# Task goal
Whenever a line in the entries below includes the string "Discover", count that line. Report the total alone.

[Excerpts from an interface dataset]
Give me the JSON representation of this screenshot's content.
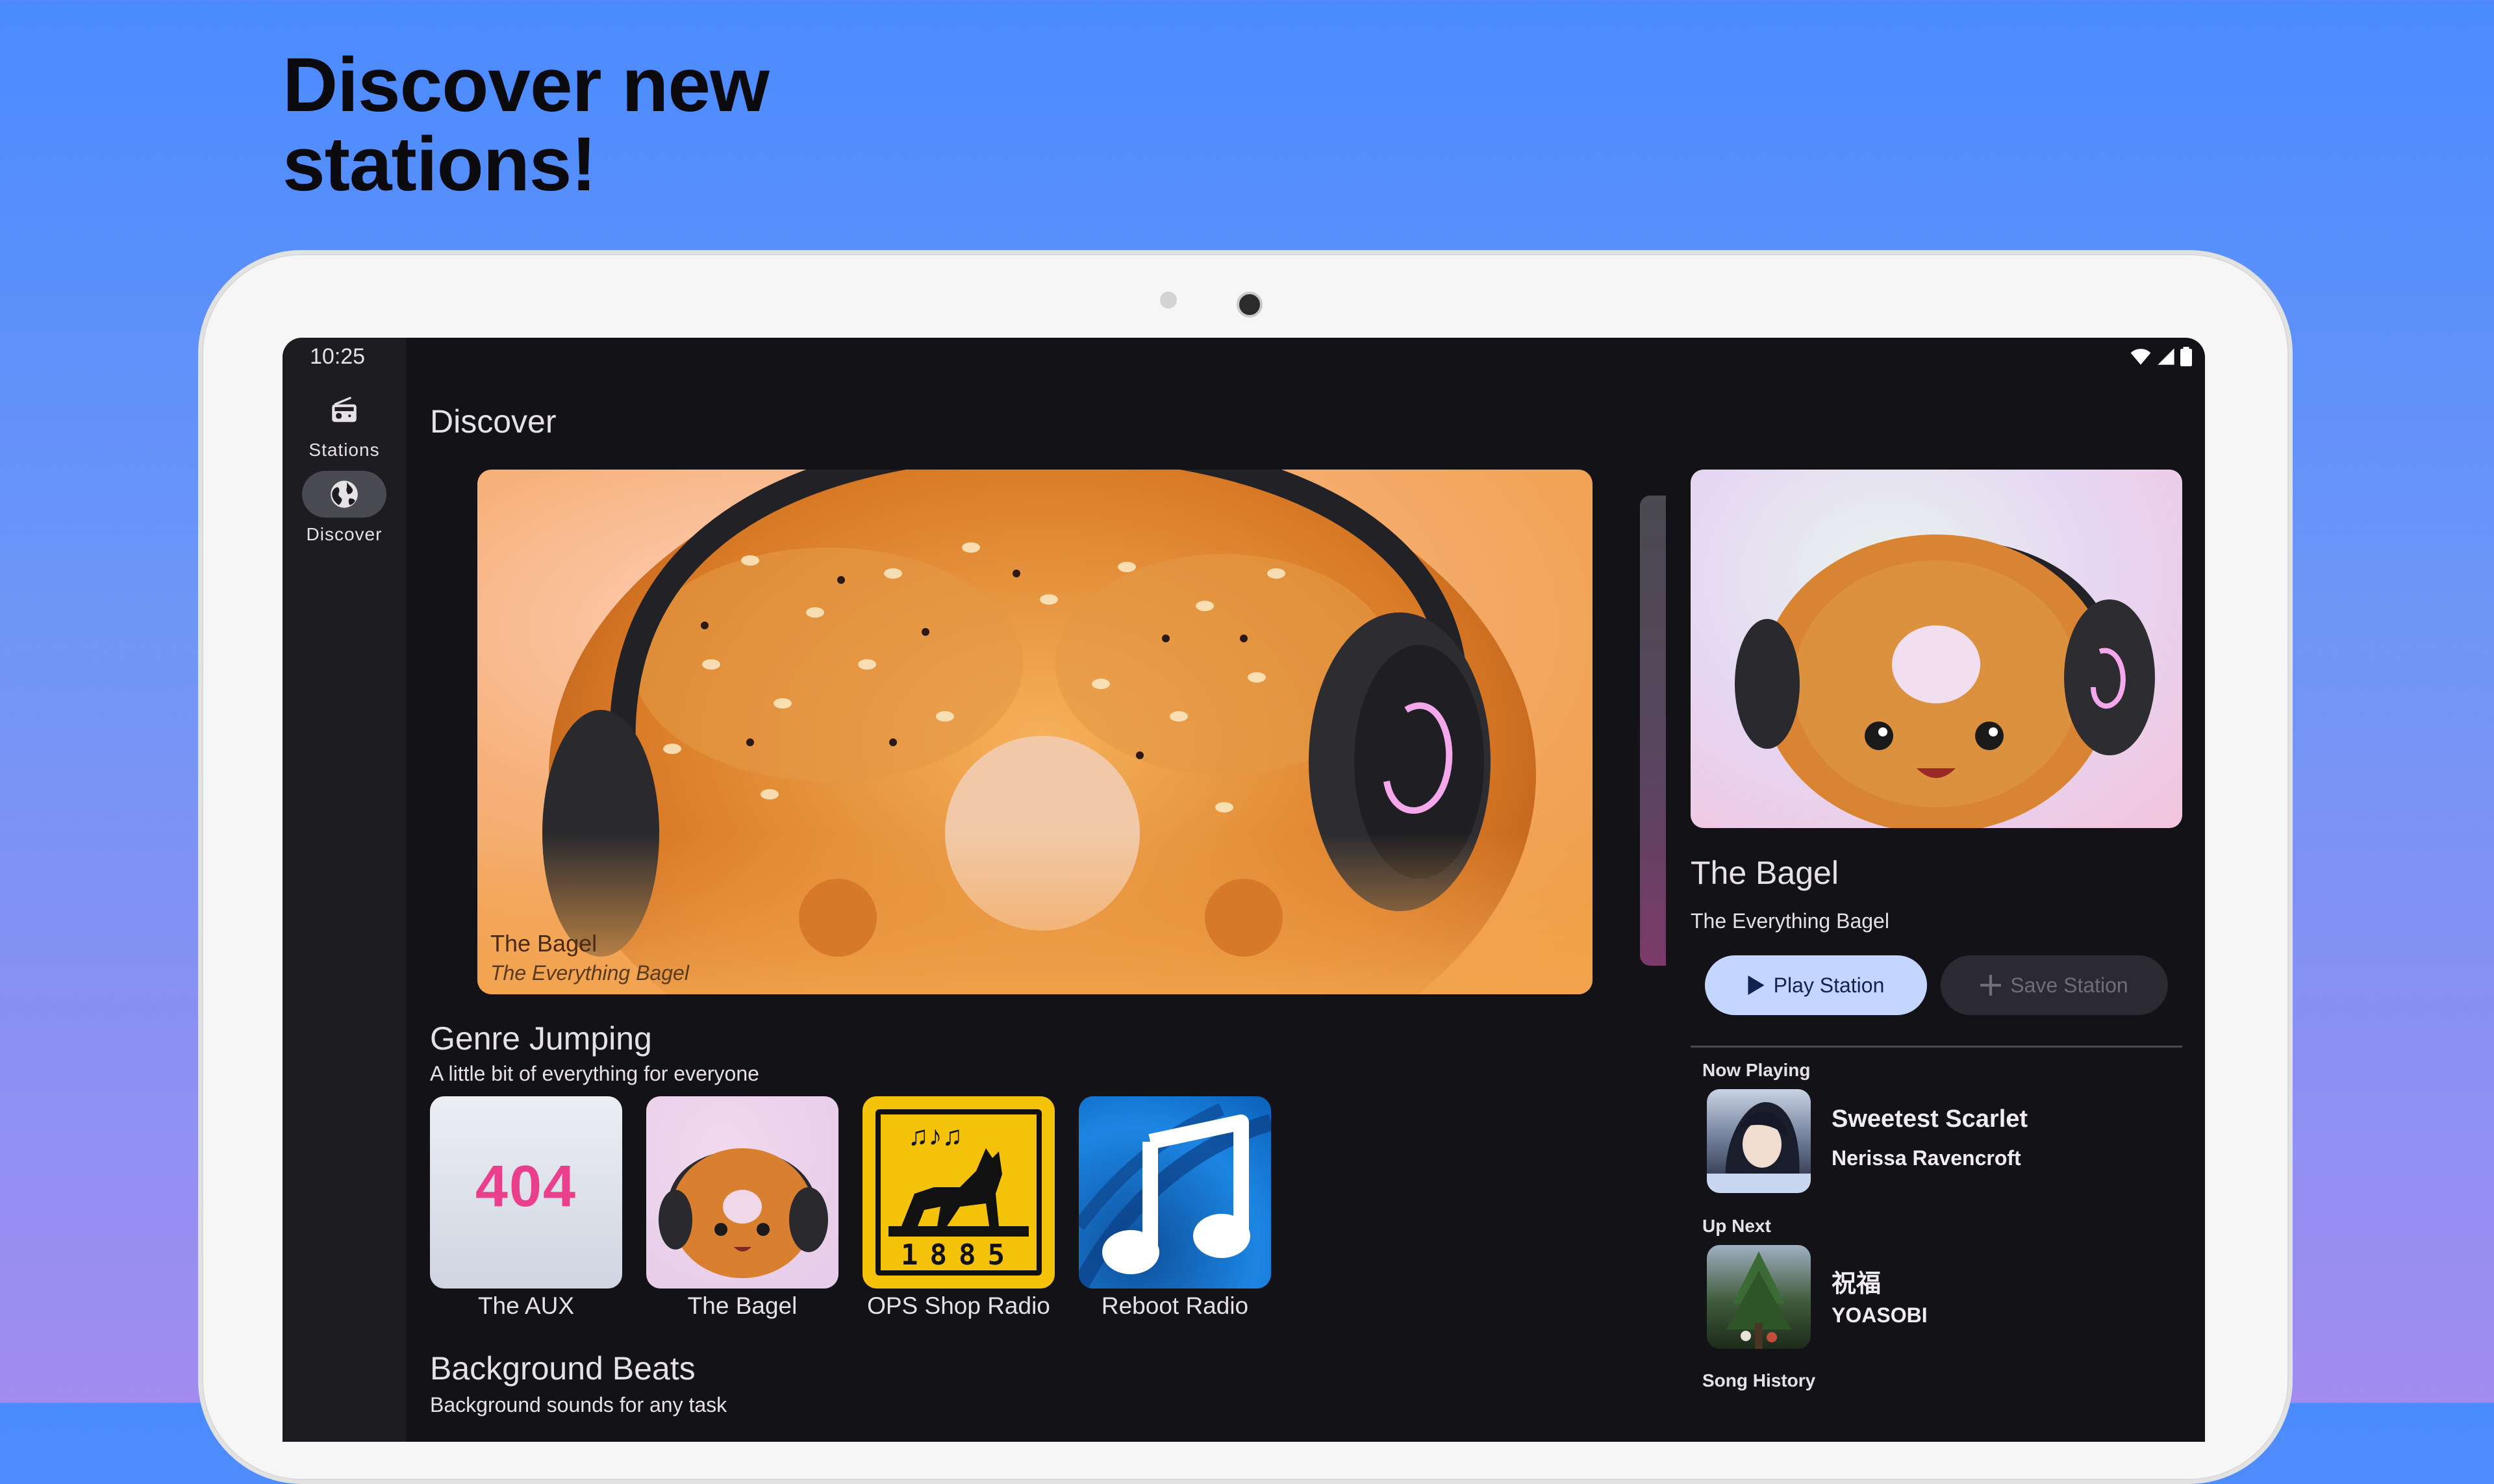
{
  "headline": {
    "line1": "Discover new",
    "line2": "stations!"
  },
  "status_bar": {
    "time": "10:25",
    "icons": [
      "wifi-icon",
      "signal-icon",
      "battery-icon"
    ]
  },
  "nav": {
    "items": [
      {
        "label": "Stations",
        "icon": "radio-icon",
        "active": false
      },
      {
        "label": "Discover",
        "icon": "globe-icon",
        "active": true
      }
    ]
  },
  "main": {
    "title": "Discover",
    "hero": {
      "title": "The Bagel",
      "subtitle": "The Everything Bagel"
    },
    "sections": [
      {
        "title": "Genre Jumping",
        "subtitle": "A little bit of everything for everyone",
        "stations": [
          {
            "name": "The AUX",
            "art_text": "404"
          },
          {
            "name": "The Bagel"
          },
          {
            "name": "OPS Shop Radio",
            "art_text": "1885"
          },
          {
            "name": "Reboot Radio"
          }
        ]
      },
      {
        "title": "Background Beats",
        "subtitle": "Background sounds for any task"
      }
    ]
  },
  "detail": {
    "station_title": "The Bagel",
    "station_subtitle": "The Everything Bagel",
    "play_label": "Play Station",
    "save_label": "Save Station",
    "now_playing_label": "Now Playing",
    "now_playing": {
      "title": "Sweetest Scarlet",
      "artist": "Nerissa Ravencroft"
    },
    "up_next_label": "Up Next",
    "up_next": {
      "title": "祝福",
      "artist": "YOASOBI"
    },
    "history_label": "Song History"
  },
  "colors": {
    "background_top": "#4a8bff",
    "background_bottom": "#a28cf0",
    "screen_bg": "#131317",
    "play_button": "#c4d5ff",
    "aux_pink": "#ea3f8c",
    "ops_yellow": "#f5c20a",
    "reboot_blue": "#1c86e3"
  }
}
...
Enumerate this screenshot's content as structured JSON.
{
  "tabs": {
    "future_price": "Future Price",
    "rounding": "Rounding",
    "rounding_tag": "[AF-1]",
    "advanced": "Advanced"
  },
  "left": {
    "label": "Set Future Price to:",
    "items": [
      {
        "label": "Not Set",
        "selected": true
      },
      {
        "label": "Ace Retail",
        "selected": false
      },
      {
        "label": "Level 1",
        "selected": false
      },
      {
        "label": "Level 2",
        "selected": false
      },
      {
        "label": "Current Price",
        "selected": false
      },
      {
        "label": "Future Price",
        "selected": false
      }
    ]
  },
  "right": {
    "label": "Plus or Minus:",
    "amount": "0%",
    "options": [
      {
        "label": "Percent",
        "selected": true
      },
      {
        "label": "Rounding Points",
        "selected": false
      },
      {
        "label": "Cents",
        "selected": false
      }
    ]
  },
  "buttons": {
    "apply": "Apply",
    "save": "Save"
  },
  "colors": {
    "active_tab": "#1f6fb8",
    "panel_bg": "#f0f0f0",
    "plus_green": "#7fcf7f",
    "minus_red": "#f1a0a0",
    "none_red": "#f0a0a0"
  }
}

# Answer box
3